You want to appeal an interlocutory order, and with great relief you find a case in which your legal issue affected a substantial right that allowed for such an appeal. Phew. You are in the clear, right?
It is beyond dispute that a state court must accord full faith and credit to “the judicial proceedings of the federal courts.” Supreme Lodge, K.P. v. Meyer, 265 U.S. 30, 33 (1924). As a consequence, “when an issue has been fully litigated and decided” in federal court, it cannot be “contested again between the same parties” in state court—the doctrine of collateral estoppel.… Continue Reading
After Dogwood, it is fairly rare that an appellate court will dismiss an appeal for rules violations. However, that reluctance does not give carte blanche to appellate practitioners, as the Court of Appeals reminded us today.
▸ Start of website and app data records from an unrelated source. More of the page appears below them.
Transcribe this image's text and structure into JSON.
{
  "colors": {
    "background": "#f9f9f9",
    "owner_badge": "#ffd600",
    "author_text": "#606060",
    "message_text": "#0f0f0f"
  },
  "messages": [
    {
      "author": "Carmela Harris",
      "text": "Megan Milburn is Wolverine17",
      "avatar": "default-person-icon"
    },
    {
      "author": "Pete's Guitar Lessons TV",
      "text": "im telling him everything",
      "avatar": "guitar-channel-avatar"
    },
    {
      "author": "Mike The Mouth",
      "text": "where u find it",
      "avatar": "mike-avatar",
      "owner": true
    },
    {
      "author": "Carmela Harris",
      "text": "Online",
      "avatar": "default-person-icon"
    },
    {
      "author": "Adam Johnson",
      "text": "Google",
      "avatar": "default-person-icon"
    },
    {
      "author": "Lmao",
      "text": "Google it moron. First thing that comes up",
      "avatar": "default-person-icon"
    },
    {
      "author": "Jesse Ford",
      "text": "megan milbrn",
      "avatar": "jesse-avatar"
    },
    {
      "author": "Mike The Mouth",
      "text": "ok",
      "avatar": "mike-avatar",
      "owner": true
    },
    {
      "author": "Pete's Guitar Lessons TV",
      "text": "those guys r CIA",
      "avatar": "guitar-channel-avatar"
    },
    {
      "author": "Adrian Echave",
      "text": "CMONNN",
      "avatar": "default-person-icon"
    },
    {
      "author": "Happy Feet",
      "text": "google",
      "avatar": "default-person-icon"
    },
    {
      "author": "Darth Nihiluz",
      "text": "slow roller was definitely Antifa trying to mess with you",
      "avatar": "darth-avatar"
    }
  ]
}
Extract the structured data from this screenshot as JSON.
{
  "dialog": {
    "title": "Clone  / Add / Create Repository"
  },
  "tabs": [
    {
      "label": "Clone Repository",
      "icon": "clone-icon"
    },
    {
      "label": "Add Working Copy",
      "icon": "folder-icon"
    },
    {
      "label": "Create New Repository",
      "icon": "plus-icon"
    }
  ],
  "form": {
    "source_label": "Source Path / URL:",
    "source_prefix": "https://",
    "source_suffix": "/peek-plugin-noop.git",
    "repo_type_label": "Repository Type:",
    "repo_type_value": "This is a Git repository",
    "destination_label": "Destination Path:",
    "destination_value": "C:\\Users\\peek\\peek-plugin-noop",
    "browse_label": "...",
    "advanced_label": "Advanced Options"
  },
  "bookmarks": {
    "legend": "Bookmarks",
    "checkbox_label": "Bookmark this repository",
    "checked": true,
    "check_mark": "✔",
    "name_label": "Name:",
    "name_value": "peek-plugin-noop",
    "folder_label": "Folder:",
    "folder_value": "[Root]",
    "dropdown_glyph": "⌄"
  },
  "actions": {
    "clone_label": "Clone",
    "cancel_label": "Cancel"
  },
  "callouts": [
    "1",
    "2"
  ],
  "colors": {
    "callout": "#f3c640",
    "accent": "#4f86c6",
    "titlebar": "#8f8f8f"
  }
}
In Williamson v. Williamson, the appellant relied on “bald assertions of error absent citation to any legal authority.” Furthermore, the appellant did not include transcripts from the trial court hearings, which prevented the court from “meaningful appellate review.”… Continue Reading